RECORDS FOR THIS EXERCISE:
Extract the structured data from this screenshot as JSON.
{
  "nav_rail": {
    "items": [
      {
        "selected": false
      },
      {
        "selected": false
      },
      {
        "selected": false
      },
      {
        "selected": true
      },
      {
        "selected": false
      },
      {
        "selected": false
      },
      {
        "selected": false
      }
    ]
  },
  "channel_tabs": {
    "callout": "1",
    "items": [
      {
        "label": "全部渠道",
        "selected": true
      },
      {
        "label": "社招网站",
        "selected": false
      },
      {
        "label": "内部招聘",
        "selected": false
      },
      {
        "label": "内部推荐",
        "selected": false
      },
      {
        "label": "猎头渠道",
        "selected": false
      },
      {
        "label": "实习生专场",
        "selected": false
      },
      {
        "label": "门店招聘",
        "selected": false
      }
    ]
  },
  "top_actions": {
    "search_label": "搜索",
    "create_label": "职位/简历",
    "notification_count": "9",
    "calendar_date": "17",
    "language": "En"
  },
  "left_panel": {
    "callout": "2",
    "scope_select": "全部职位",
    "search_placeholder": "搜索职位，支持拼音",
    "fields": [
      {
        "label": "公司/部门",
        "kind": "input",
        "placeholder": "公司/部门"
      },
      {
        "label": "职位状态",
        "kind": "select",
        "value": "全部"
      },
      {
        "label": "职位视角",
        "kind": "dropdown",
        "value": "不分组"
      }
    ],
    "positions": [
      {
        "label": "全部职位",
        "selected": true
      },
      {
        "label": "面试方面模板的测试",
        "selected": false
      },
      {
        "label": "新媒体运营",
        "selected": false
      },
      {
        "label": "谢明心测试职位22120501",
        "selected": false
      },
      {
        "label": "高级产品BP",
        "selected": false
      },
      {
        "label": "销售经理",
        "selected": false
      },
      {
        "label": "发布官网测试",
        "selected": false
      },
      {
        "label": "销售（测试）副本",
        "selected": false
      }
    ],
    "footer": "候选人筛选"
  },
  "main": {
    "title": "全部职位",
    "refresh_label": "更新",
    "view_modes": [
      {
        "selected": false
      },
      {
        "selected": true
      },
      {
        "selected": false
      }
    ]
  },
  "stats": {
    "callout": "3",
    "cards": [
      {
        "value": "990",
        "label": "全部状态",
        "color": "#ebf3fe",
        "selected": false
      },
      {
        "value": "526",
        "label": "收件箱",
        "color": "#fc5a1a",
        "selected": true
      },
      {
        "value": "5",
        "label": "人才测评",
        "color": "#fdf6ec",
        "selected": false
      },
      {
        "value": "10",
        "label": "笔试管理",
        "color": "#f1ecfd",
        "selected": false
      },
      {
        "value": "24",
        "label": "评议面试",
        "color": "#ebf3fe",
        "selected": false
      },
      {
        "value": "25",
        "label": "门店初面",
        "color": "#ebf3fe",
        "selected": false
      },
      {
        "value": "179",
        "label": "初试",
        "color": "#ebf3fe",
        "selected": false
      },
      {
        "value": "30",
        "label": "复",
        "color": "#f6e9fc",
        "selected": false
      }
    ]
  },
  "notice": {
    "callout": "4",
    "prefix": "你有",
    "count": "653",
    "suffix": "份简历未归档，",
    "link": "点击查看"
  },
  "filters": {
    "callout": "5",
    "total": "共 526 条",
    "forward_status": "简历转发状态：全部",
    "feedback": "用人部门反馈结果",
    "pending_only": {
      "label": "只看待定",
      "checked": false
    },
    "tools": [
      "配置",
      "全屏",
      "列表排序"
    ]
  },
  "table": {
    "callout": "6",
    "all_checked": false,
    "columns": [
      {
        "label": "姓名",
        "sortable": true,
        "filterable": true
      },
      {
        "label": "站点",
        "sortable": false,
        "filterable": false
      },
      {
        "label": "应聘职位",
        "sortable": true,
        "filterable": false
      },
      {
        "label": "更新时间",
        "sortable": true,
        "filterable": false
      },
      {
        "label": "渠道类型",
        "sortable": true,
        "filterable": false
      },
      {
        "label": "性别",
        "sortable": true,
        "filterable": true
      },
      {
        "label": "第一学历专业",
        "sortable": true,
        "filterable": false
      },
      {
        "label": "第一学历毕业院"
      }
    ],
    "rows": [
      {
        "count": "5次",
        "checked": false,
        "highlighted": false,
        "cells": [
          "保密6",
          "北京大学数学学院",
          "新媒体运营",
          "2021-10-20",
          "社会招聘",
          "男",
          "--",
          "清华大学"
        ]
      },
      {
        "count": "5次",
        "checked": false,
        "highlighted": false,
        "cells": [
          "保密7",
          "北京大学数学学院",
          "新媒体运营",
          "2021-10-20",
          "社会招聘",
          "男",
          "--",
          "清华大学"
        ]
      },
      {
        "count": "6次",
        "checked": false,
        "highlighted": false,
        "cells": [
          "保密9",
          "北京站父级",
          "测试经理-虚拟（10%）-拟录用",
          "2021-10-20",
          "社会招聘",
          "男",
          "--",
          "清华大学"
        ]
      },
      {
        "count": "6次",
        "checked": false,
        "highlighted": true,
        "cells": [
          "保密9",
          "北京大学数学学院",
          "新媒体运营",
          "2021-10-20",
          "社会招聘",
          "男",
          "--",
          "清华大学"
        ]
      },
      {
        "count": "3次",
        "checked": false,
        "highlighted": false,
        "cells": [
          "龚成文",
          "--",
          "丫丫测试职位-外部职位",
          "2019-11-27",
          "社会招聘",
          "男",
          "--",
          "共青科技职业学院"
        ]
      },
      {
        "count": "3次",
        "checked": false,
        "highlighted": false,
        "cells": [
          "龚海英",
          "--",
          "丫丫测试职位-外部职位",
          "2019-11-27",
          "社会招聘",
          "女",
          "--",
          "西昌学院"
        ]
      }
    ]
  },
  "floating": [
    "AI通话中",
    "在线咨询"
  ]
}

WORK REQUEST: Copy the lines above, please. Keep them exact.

EXERCISE OUTPUT:
Extract the structured data from this screenshot as JSON.
{
  "nav_rail": {
    "items": [
      {
        "selected": false
      },
      {
        "selected": false
      },
      {
        "selected": false
      },
      {
        "selected": true
      },
      {
        "selected": false
      },
      {
        "selected": false
      },
      {
        "selected": false
      }
    ]
  },
  "channel_tabs": {
    "callout": "1",
    "items": [
      {
        "label": "全部渠道",
        "selected": true
      },
      {
        "label": "社招网站",
        "selected": false
      },
      {
        "label": "内部招聘",
        "selected": false
      },
      {
        "label": "内部推荐",
        "selected": false
      },
      {
        "label": "猎头渠道",
        "selected": false
      },
      {
        "label": "实习生专场",
        "selected": false
      },
      {
        "label": "门店招聘",
        "selected": false
      }
    ]
  },
  "top_actions": {
    "search_label": "搜索",
    "create_label": "职位/简历",
    "notification_count": "9",
    "calendar_date": "17",
    "language": "En"
  },
  "left_panel": {
    "callout": "2",
    "scope_select": "全部职位",
    "search_placeholder": "搜索职位，支持拼音",
    "fields": [
      {
        "label": "公司/部门",
        "kind": "input",
        "placeholder": "公司/部门"
      },
      {
        "label": "职位状态",
        "kind": "select",
        "value": "全部"
      },
      {
        "label": "职位视角",
        "kind": "dropdown",
        "value": "不分组"
      }
    ],
    "positions": [
      {
        "label": "全部职位",
        "selected": true
      },
      {
        "label": "面试方面模板的测试",
        "selected": false
      },
      {
        "label": "新媒体运营",
        "selected": false
      },
      {
        "label": "谢明心测试职位22120501",
        "selected": false
      },
      {
        "label": "高级产品BP",
        "selected": false
      },
      {
        "label": "销售经理",
        "selected": false
      },
      {
        "label": "发布官网测试",
        "selected": false
      },
      {
        "label": "销售（测试）副本",
        "selected": false
      }
    ],
    "footer": "候选人筛选"
  },
  "main": {
    "title": "全部职位",
    "refresh_label": "更新",
    "view_modes": [
      {
        "selected": false
      },
      {
        "selected": true
      },
      {
        "selected": false
      }
    ]
  },
  "stats": {
    "callout": "3",
    "cards": [
      {
        "value": "990",
        "label": "全部状态",
        "color": "#ebf3fe",
        "selected": false
      },
      {
        "value": "526",
        "label": "收件箱",
        "color": "#fc5a1a",
        "selected": true
      },
      {
        "value": "5",
        "label": "人才测评",
        "color": "#fdf6ec",
        "selected": false
      },
      {
        "value": "10",
        "label": "笔试管理",
        "color": "#f1ecfd",
        "selected": false
      },
      {
        "value": "24",
        "label": "评议面试",
        "color": "#ebf3fe",
        "selected": false
      },
      {
        "value": "25",
        "label": "门店初面",
        "color": "#ebf3fe",
        "selected": false
      },
      {
        "value": "179",
        "label": "初试",
        "color": "#ebf3fe",
        "selected": false
      },
      {
        "value": "30",
        "label": "复",
        "color": "#f6e9fc",
        "selected": false
      }
    ]
  },
  "notice": {
    "callout": "4",
    "prefix": "你有",
    "count": "653",
    "suffix": "份简历未归档，",
    "link": "点击查看"
  },
  "filters": {
    "callout": "5",
    "total": "共 526 条",
    "forward_status": "简历转发状态：全部",
    "feedback": "用人部门反馈结果",
    "pending_only": {
      "label": "只看待定",
      "checked": false
    },
    "tools": [
      "配置",
      "全屏",
      "列表排序"
    ]
  },
  "table": {
    "callout": "6",
    "all_checked": false,
    "columns": [
      {
        "label": "姓名",
        "sortable": true,
        "filterable": true
      },
      {
        "label": "站点",
        "sortable": false,
        "filterable": false
      },
      {
        "label": "应聘职位",
        "sortable": true,
        "filterable": false
      },
      {
        "label": "更新时间",
        "sortable": true,
        "filterable": false
      },
      {
        "label": "渠道类型",
        "sortable": true,
        "filterable": false
      },
      {
        "label": "性别",
        "sortable": true,
        "filterable": true
      },
      {
        "label": "第一学历专业",
        "sortable": true,
        "filterable": false
      },
      {
        "label": "第一学历毕业院"
      }
    ],
    "rows": [
      {
        "count": "5次",
        "checked": false,
        "highlighted": false,
        "cells": [
          "保密6",
          "北京大学数学学院",
          "新媒体运营",
          "2021-10-20",
          "社会招聘",
          "男",
          "--",
          "清华大学"
        ]
      },
      {
        "count": "5次",
        "checked": false,
        "highlighted": false,
        "cells": [
          "保密7",
          "北京大学数学学院",
          "新媒体运营",
          "2021-10-20",
          "社会招聘",
          "男",
          "--",
          "清华大学"
        ]
      },
      {
        "count": "6次",
        "checked": false,
        "highlighted": false,
        "cells": [
          "保密9",
          "北京站父级",
          "测试经理-虚拟（10%）-拟录用",
          "2021-10-20",
          "社会招聘",
          "男",
          "--",
          "清华大学"
        ]
      },
      {
        "count": "6次",
        "checked": false,
        "highlighted": true,
        "cells": [
          "保密9",
          "北京大学数学学院",
          "新媒体运营",
          "2021-10-20",
          "社会招聘",
          "男",
          "--",
          "清华大学"
        ]
      },
      {
        "count": "3次",
        "checked": false,
        "highlighted": false,
        "cells": [
          "龚成文",
          "--",
          "丫丫测试职位-外部职位",
          "2019-11-27",
          "社会招聘",
          "男",
          "--",
          "共青科技职业学院"
        ]
      },
      {
        "count": "3次",
        "checked": false,
        "highlighted": false,
        "cells": [
          "龚海英",
          "--",
          "丫丫测试职位-外部职位",
          "2019-11-27",
          "社会招聘",
          "女",
          "--",
          "西昌学院"
        ]
      }
    ]
  },
  "floating": [
    "AI通话中",
    "在线咨询"
  ]
}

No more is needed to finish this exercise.